Impaired eyesightBy HSC Staff Writer • Published: December 26th, 2006
Category: Health in a Heartbeat
The ability to see clearly is an important part of being healthy, but millions of Americans who have poor vision go without help. A recent study published in the Journal of the American Medical Association reveals that a substantial number of them have such poor eyesight they can’t pass a drivers test. According to the National Institutes of Health, the study confirms that uncorrected visual impairment is a major public health problem.

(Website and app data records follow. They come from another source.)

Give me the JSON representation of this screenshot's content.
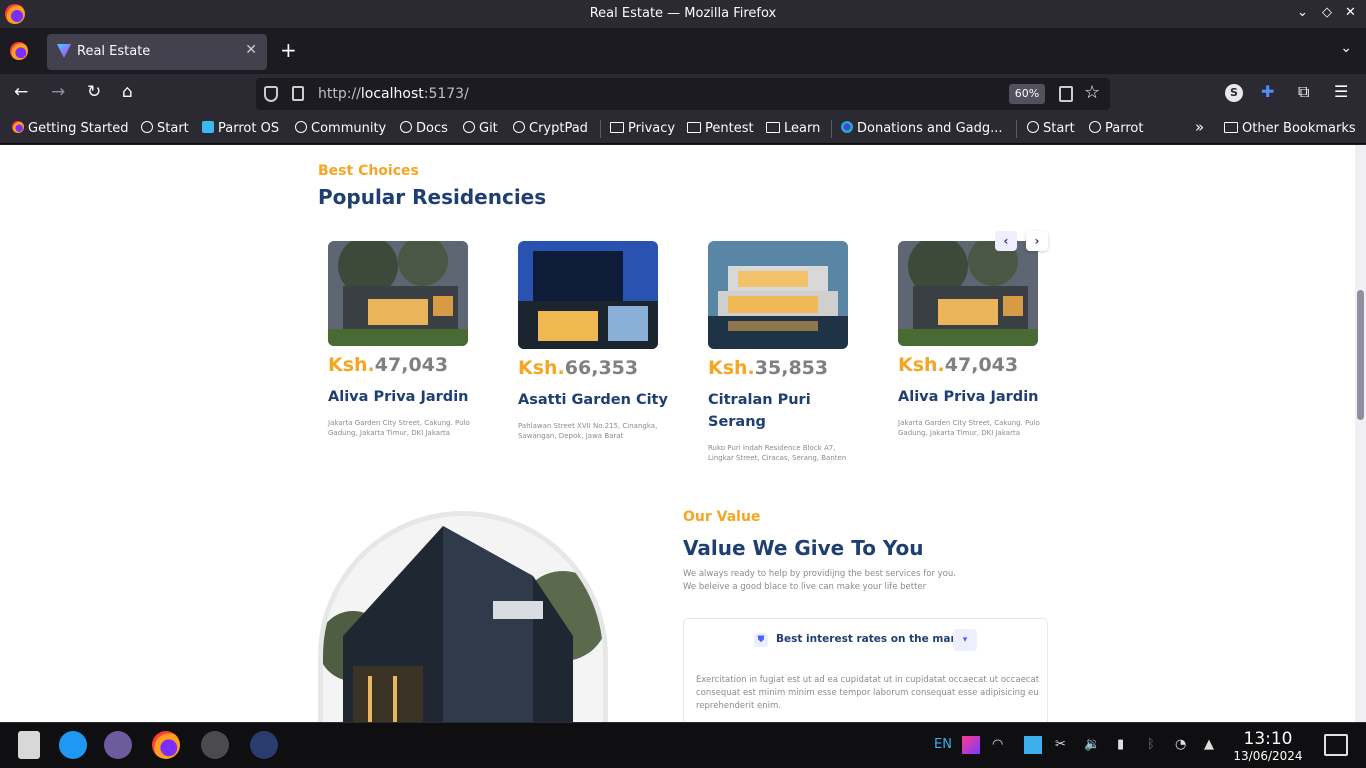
{
  "window": {
    "title": "Real Estate — Mozilla Firefox"
  },
  "tab": {
    "label": "Real Estate"
  },
  "nav": {
    "url_scheme": "http://",
    "url_host": "localhost",
    "url_rest": ":5173/",
    "zoom": "60%"
  },
  "bookmarks": [
    "Getting Started",
    "Start",
    "Parrot OS",
    "Community",
    "Docs",
    "Git",
    "CryptPad",
    "Privacy",
    "Pentest",
    "Learn",
    "Donations and Gadg...",
    "Start",
    "Parrot"
  ],
  "other_bookmarks": "Other Bookmarks",
  "residencies": {
    "eyebrow": "Best Choices",
    "title": "Popular Residencies",
    "currency": "Ksh.",
    "cards": [
      {
        "price": "47,043",
        "name": "Aliva Priva Jardin",
        "address": "Jakarta Garden City Street, Cakung. Pulo Gadung, Jakarta Timur, DKI Jakarta"
      },
      {
        "price": "66,353",
        "name": "Asatti Garden City",
        "address": "Pahlawan Street XVII No.215, Cinangka, Sawangan, Depok, Jawa Barat"
      },
      {
        "price": "35,853",
        "name": "Citralan Puri Serang",
        "address": "Ruko Puri Indah Residence Block A7, Lingkar Street, Ciracas, Serang, Banten"
      },
      {
        "price": "47,043",
        "name": "Aliva Priva Jardin",
        "address": "Jakarta Garden City Street, Cakung. Pulo Gadung, Jakarta Timur, DKI Jakarta"
      }
    ],
    "prev": "‹",
    "next": "›"
  },
  "value": {
    "eyebrow": "Our Value",
    "title": "Value We Give To You",
    "desc_line1": "We always ready to help by providijng the best services for you.",
    "desc_line2": "We beleive a good blace to live can make your life better",
    "accordion_title": "Best interest rates on the market",
    "accordion_body": "Exercitation in fugiat est ut ad ea cupidatat ut in cupidatat occaecat ut occaecat consequat est minim minim esse tempor laborum consequat esse adipisicing eu reprehenderit enim."
  },
  "taskbar": {
    "lang": "EN",
    "time": "13:10",
    "date": "13/06/2024"
  }
}
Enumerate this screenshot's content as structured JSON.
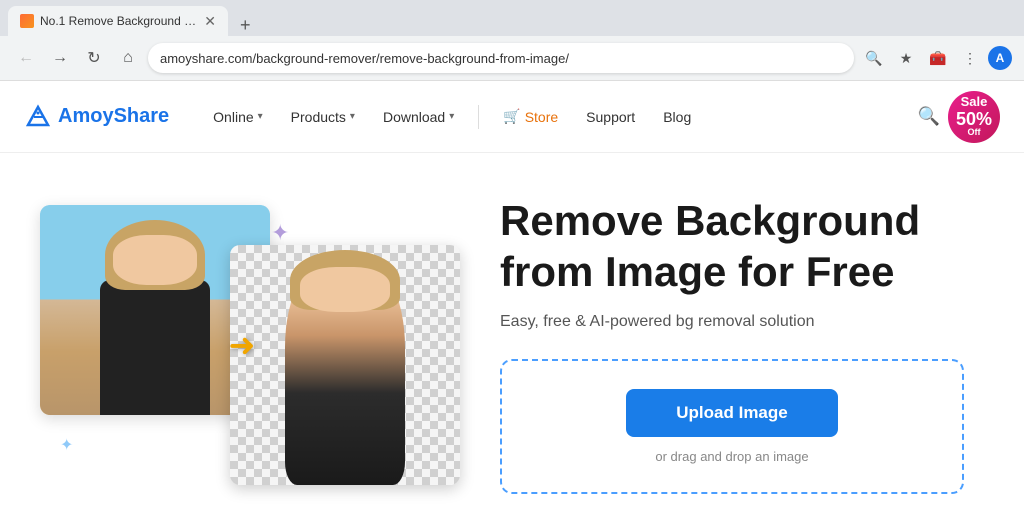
{
  "browser": {
    "tab": {
      "title": "No.1 Remove Background from...",
      "favicon_label": "tab-favicon"
    },
    "address": "amoyshare.com/background-remover/remove-background-from-image/",
    "new_tab_icon": "+"
  },
  "nav": {
    "logo_text_main": "Amoy",
    "logo_text_accent": "Share",
    "menu": {
      "online": "Online",
      "products": "Products",
      "download": "Download",
      "store": "Store",
      "support": "Support",
      "blog": "Blog"
    },
    "sale": {
      "label": "Sale",
      "percent": "50%",
      "sub": "Off"
    }
  },
  "hero": {
    "title": "Remove Background from Image for Free",
    "subtitle": "Easy, free & AI-powered bg removal solution",
    "upload_button": "Upload Image",
    "drag_hint": "or drag and drop an image"
  }
}
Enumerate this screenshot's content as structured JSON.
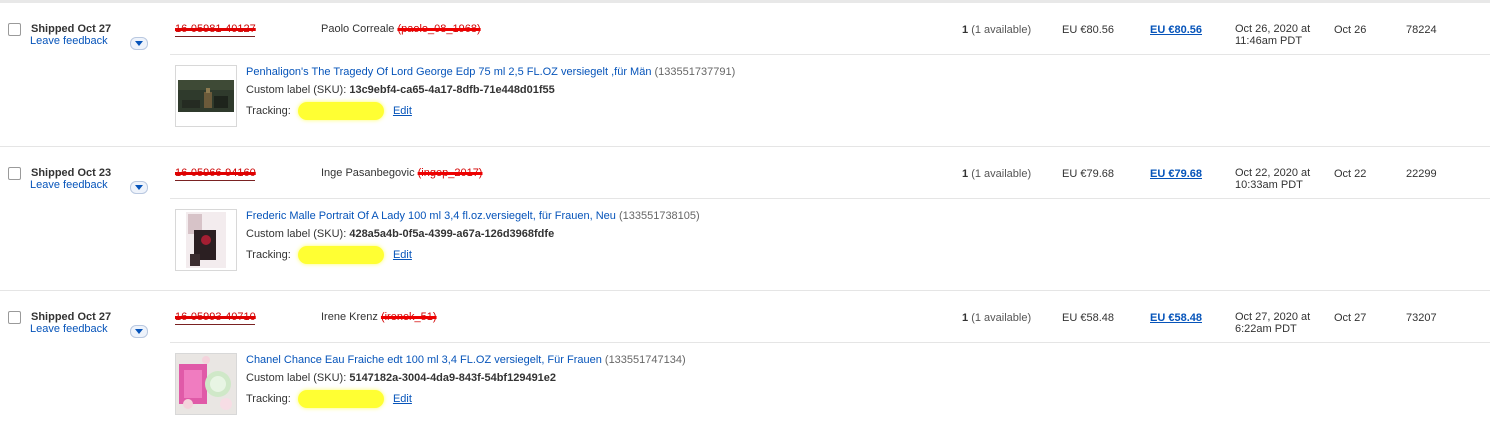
{
  "orders": [
    {
      "status": "Shipped Oct 27",
      "feedback_label": "Leave feedback",
      "order_number": "16-05981-40127",
      "buyer_name": "Paolo Correale",
      "buyer_user": "(paolo_08_1968)",
      "quantity": "1",
      "available": "(1 available)",
      "price": "EU €80.56",
      "total": "EU €80.56",
      "date_line1": "Oct 26, 2020 at",
      "date_line2": "11:46am PDT",
      "paid_date": "Oct 26",
      "postal_code": "78224",
      "item_title": "Penhaligon's The Tragedy Of Lord George Edp 75 ml 2,5 FL.OZ versiegelt ,für Män",
      "item_id": "(133551737791)",
      "sku_label": "Custom label (SKU):",
      "sku": "13c9ebf4-ca65-4a17-8dfb-71e448d01f55",
      "tracking_label": "Tracking:",
      "edit_label": "Edit"
    },
    {
      "status": "Shipped Oct 23",
      "feedback_label": "Leave feedback",
      "order_number": "16-05966-94160",
      "buyer_name": "Inge Pasanbegovic",
      "buyer_user": "(ingep_2017)",
      "quantity": "1",
      "available": "(1 available)",
      "price": "EU €79.68",
      "total": "EU €79.68",
      "date_line1": "Oct 22, 2020 at",
      "date_line2": "10:33am PDT",
      "paid_date": "Oct 22",
      "postal_code": "22299",
      "item_title": "Frederic Malle Portrait Of A Lady 100 ml 3,4 fl.oz.versiegelt, für Frauen, Neu",
      "item_id": "(133551738105)",
      "sku_label": "Custom label (SKU):",
      "sku": "428a5a4b-0f5a-4399-a67a-126d3968fdfe",
      "tracking_label": "Tracking:",
      "edit_label": "Edit"
    },
    {
      "status": "Shipped Oct 27",
      "feedback_label": "Leave feedback",
      "order_number": "16-05993-40710",
      "buyer_name": "Irene Krenz",
      "buyer_user": "(irenek_51)",
      "quantity": "1",
      "available": "(1 available)",
      "price": "EU €58.48",
      "total": "EU €58.48",
      "date_line1": "Oct 27, 2020 at",
      "date_line2": "6:22am PDT",
      "paid_date": "Oct 27",
      "postal_code": "73207",
      "item_title": "Chanel Chance Eau Fraiche edt 100 ml 3,4 FL.OZ versiegelt, Für Frauen",
      "item_id": "(133551747134)",
      "sku_label": "Custom label (SKU):",
      "sku": "5147182a-3004-4da9-843f-54bf129491e2",
      "tracking_label": "Tracking:",
      "edit_label": "Edit"
    }
  ],
  "colors": {
    "link": "#0654ba",
    "redaction": "#e00000",
    "highlight": "#ffff33"
  }
}
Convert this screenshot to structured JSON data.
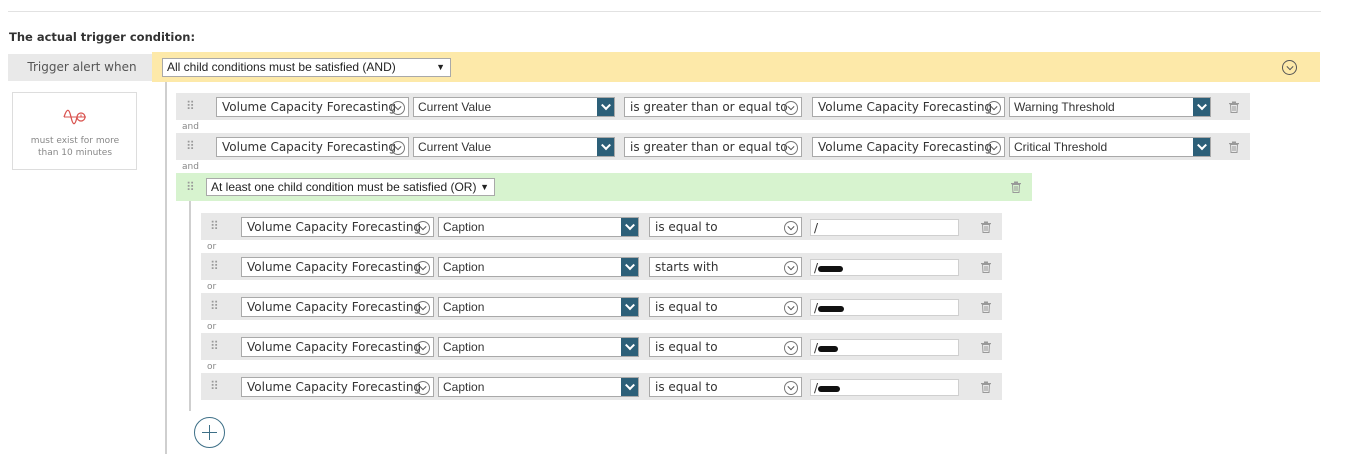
{
  "heading": "The actual trigger condition:",
  "trigger": {
    "label": "Trigger alert when",
    "mode": "All child conditions must be satisfied (AND)"
  },
  "duration": {
    "text": "must exist for more than 10 minutes",
    "icon": "wave-duration-icon"
  },
  "and_conditions": [
    {
      "entity": "Volume Capacity Forecasting",
      "field": "Current Value",
      "operator": "is greater than or equal to",
      "cmp_entity": "Volume Capacity Forecasting",
      "cmp_field": "Warning Threshold"
    },
    {
      "entity": "Volume Capacity Forecasting",
      "field": "Current Value",
      "operator": "is greater than or equal to",
      "cmp_entity": "Volume Capacity Forecasting",
      "cmp_field": "Critical Threshold"
    }
  ],
  "and_connector": "and",
  "or_group": {
    "mode": "At least one child condition must be satisfied (OR)",
    "connector": "or",
    "conditions": [
      {
        "entity": "Volume Capacity Forecasting",
        "field": "Caption",
        "operator": "is equal to",
        "value": "/"
      },
      {
        "entity": "Volume Capacity Forecasting",
        "field": "Caption",
        "operator": "starts with",
        "value": "/"
      },
      {
        "entity": "Volume Capacity Forecasting",
        "field": "Caption",
        "operator": "is equal to",
        "value": "/"
      },
      {
        "entity": "Volume Capacity Forecasting",
        "field": "Caption",
        "operator": "is equal to",
        "value": "/"
      },
      {
        "entity": "Volume Capacity Forecasting",
        "field": "Caption",
        "operator": "is equal to",
        "value": "/"
      }
    ]
  },
  "colors": {
    "accent": "#2c5f78",
    "and_band": "#fde9a9",
    "or_band": "#d7f3cf"
  }
}
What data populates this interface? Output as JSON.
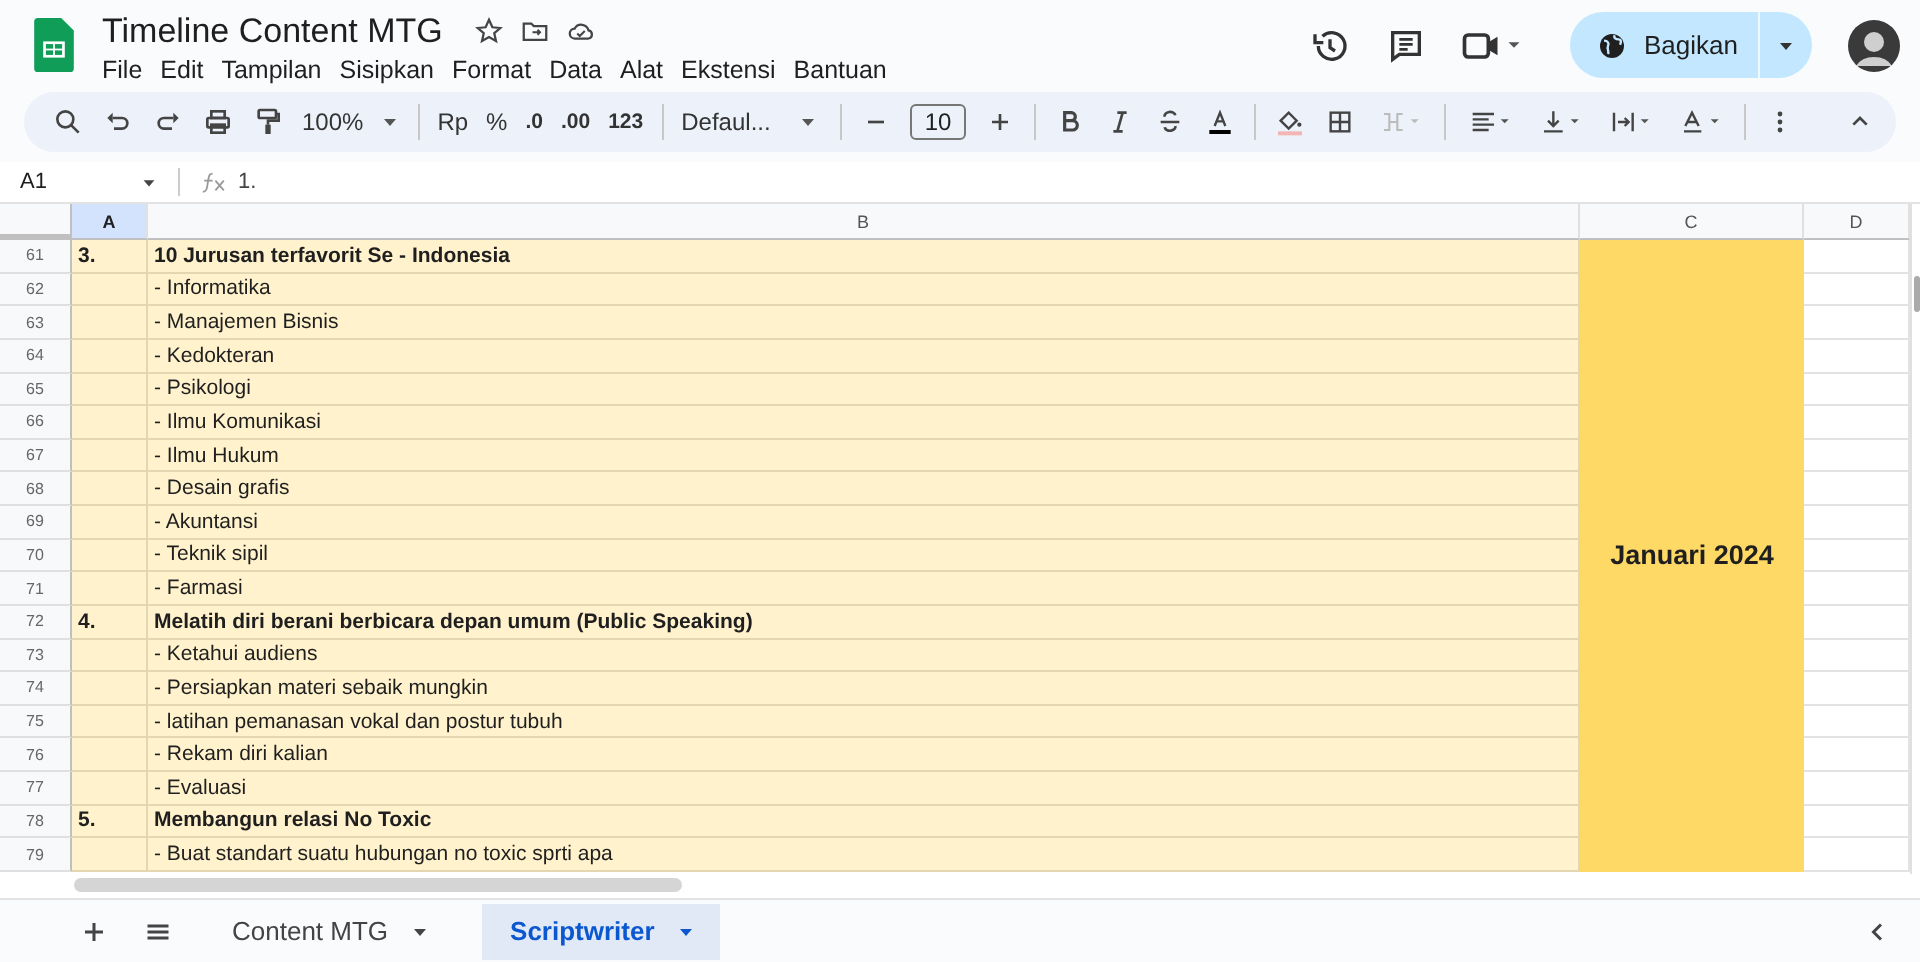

From 1999 to 2002, more than thirteen-thousand people had their eyesight tested as part of a national health survey. The researchers then estimated that about fourteen-million people over the age of twelve are visually impaired, while eleven million of these could achieve at least twenty/forty vision with corrective lenses– but do not have them. One reason is poor access to health care and lack of financial resources to cover the cost of glasses or contact lenses. Blacks, Hispanics, the poor and those without health insurance experience the greatest burden of uncorrected vision.
Even more pronounced vision-related disparities exist in the developing world, home to ninety percent of the globe’s visually impaired.
The good news is the study findings will help U-S policy makers address health-care issues pertaining to vision. And the research also calls attention to the fact that most Americans who have poor eyesight could achieve better vision with the right lenses. Experts say the importance of good eyesight shouldn’t be overlooked; after all, it affects quality of life and safety.